When hackers exploit a vulnerability, they perform an action that a software’s security model should otherwise deny. CISOs must be sure IT sets boundaries that can be enforced independently through layers of protective services while limiting privileges to only what is essential for operation. Respectively, these are known as defense-in-depth and the principle of least privilege.

Authentication and authorization should not just be a part of connecting with RDP, they should be preconditions that are satisfied before RDP is even available. To this end, a remote desktop gateway should be the only way in and should be positioned in front of RDP. The gateway should provide access strictly to remote desktops assigned to specific users, and should operate with limited privileges to ensure an attacker cannot directly gain admin control if the gateway is compromised.

Virtual private networks (VPN) have been a popular approach for overcoming these hurdles. Unfortunately, they have a reputation for being sluggish and difficult to use, and deploying so generic a solution like a VPN can open up access to more of the private network than each user needs. With so many employees likely to remain remote post-pandemic, VPNs are not likely to provide a feasible solution for securing RDP at the enterprise level.

After deploying the gateway, IT should lock down the network firewall so that the gateway is the only means to access RDP from outside the network. Likewise, computers on the network should be locked down so that they allow access to RDP only via the gateway. By isolating remote desktops at the network level, a single hacked computer doesn’t put all computers in jeopardy.

The Remote Future

For CISOs, securing RDP is simply a matter of ensuring that it’s deployed carefully so malicious actors have nothing to leverage. Place RDP services behind a secure gateway, apply patches in a timely manner, and follow best practices, and you’ll have a long-term solution for your remote future.

About the Author

mike jumperMike Jumper is the original developer of Apache Guacamole, an open-source remote desktop access gateway. He is CEO and co-founder of Glyptodon, which provides a commercial build of Apache Guacamole with enterprise support.

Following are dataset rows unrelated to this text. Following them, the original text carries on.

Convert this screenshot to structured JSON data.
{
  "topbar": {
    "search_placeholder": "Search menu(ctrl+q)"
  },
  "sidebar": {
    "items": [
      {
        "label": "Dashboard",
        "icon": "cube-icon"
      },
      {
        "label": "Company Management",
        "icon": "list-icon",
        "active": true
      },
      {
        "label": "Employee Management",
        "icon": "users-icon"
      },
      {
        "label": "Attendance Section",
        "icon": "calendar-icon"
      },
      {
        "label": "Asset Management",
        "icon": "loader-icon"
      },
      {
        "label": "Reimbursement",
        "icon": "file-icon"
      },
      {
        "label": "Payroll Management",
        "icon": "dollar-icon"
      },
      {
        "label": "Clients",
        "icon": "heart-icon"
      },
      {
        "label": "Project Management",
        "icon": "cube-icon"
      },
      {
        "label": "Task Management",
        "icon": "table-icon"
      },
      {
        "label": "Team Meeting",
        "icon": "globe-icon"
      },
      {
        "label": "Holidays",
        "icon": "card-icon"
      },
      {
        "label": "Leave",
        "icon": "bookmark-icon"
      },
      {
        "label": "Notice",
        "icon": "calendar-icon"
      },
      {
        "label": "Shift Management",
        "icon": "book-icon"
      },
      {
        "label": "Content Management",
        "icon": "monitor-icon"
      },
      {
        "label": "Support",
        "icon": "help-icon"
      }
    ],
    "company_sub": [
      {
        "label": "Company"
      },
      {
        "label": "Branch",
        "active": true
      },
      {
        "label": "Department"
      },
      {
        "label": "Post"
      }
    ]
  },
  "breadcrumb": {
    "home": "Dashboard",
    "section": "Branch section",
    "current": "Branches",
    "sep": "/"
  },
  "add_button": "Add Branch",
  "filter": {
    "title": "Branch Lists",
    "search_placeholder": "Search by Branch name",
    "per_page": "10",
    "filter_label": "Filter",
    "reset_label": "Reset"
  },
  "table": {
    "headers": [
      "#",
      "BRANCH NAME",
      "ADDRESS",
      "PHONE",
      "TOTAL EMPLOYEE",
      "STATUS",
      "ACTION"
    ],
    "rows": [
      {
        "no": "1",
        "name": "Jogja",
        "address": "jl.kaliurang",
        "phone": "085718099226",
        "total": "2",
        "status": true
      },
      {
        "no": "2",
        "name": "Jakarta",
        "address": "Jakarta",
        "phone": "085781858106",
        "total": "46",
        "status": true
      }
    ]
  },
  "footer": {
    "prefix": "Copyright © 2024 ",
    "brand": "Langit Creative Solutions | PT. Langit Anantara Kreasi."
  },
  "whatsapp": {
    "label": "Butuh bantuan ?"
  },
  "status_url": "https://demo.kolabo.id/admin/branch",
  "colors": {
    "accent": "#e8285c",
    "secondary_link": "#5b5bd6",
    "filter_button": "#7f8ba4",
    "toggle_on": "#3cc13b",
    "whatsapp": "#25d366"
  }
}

Views expressed in this article are personal. The facts, opinions, and language in the article do not reflect the views of CISO MAG and CISO MAG does not assume any responsibility or liability for the same.